Is the government turning a blind eye or has it become blinded with hatred?
Srinagar: There is no let-up in the use of pellet guns by government forces in Kashmir, not even in capital Srinagar. The police and paramilitary are showing neither restraint nor any sign of restraint. It’s been a week since Rajnath Singh, India’s home minister, came to Srinagar and claimed to have told the paramilitary CRPF to minimise the use of pellets, but each day since then the CRPF has continued to fire pellets at unarmed crowds all across the Valley, injuring hundreds.
People in the prime of their youth, adolescents and little children, continue to be blinded, maimed and disfigured by these sharp iron pieces of various shapes — triangular, hexagonal, needle-shaped — designed to inflict maximum injury. Doctors and organisations like Amnesty International have said that nowhere in the world have pellets been used in this manner and on such scale. The J&K High Court has called for an immediate stop to the use of pellet guns. The CRPF Director-General and the army’s Lieutenant-General have regretted the injuries to young people and promised restraint. But the troops on the ground seem to have received no instructions, or are so habitual to impunity that they continue to aim at the face, the chest, the stomach. On Thursday, they opened fire on a crowd of villagers that had come to Srinagar. There were families, women and children, but such was the unprovoked, indiscriminate firing that a witness described the scene as evocative of Jalian Wala Bagh.

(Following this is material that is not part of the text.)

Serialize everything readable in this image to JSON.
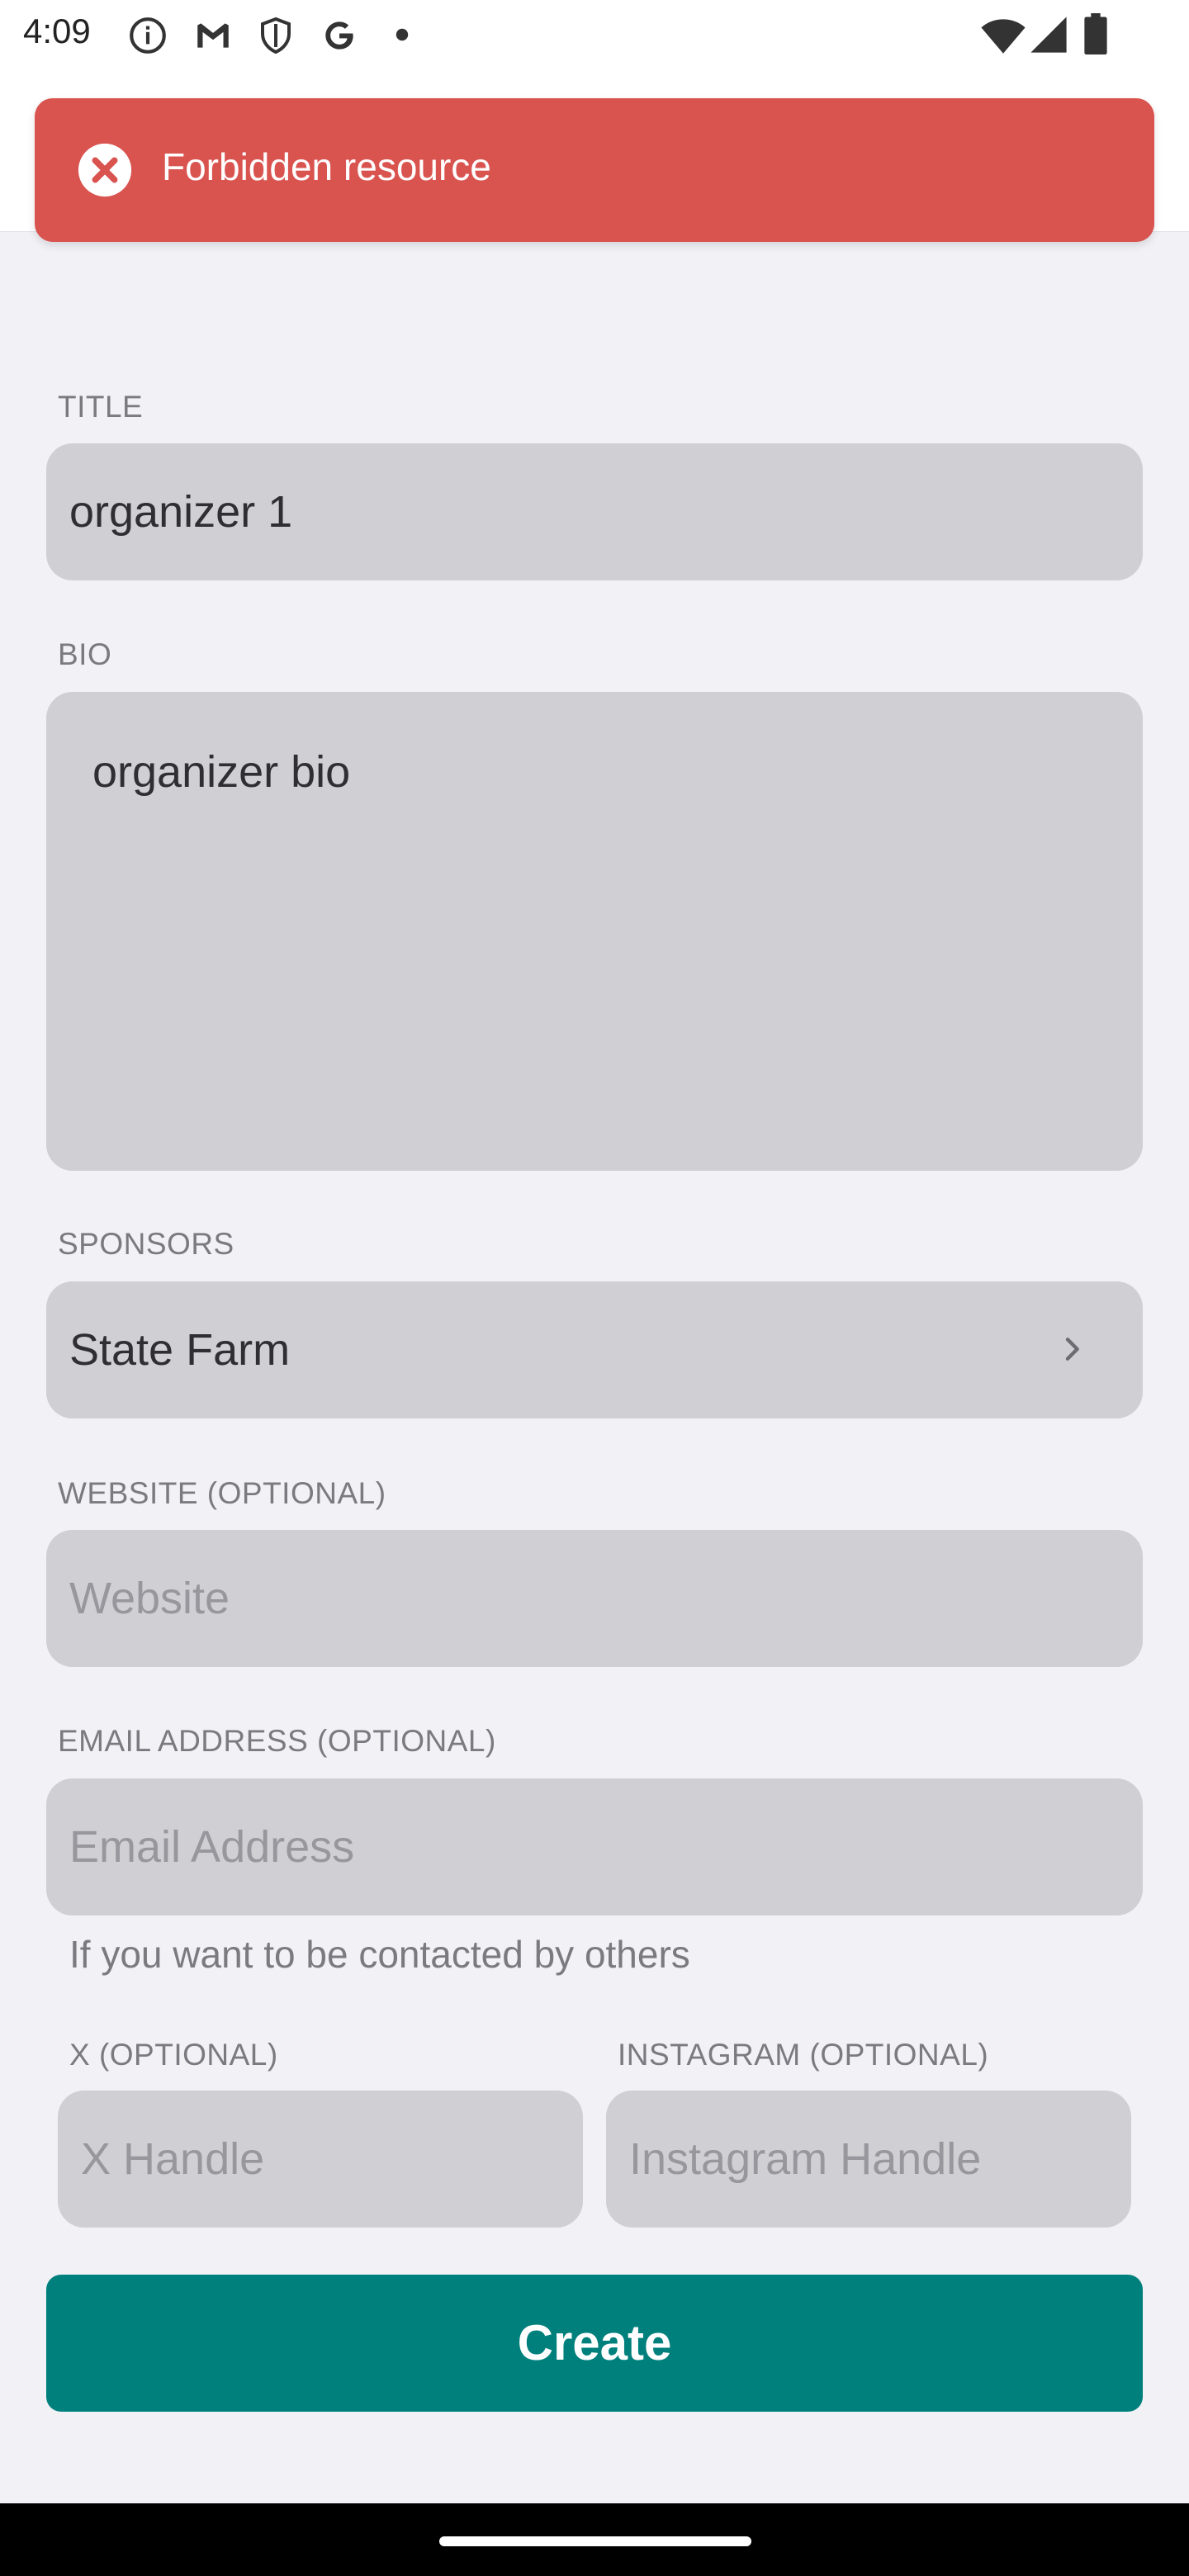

On Friday, the day when India’s leading eye-surgeon, Dr Natarajan, described the situation in Srinagar hospitals as disastrous, and said he had never seen such pellet injuries before, 40 new patients with pellet injuries were admitted to SMHS hospital, 20 of them hit in the eyes. Among them was 23-year-old Mudasir Ali of Srinagar’s Mehjoor Nagar, who, lying on bed number 15 of the ophthalmologic ward, was on Saturday still screaming in pain, both his eyes having undergone surgery, the chances of regaining eyesight “quite low”. “Haya khudaya moudus ho! Oh my God, I am dying with pain. Please call the doctor, I am going to die,” he screamed, his face and body contorting with each word he spoke.
Mudasir’s father, standing beside his son, was holding his hand and saying comforting words. To this correspondent he lamented his own suffering, “I can’t bear to see him in this pain. My heart bleeds. If only I could somehow rid him of his pain, if only I could take it upon myself.”
Mudasir’s family said that he had gone to offer Friday prayers. “There were no protests going on at that time. After the prayers the government forces just opened fire at the crowd. Mudasir fell to the ground when pellets pierced his eyes. This unprovoked firing led to clashes with police, in which many more were hit by pellets,” said his uncle, Mohammad Ayub.
“He was brought to the hospital by passersby. We did not know that he was injured for about two hours,” Ayub said.
He also said that police fired directly at the eyes. “They targeted the eyes, as is evident from those who were injured there. Most of the injured have pellets in their face,” he said.
Expressing anguish over the continuing use of pellets, Ayub said, “The government’s calls for stopping the use of pellets are hogwash. They are just lying.”
Doctors who operated on Mudasir said that pellets were removed from both his eyes. The cavities that the pellets created have been filled, they said. “There were two metal pellets in his eyes which were removed after surgery. There is one more pellet that has entered one of his eyes laterally,” a doctor wishing anonymity told Kashmir Reader.
He also said that the revival of Mudasir’s eyesight depended on how he responds to the surgery. “Nothing can be said as of now. Whether or not he regains the eyesight cannot be predicted, but the chances are quite low,” the doctor said.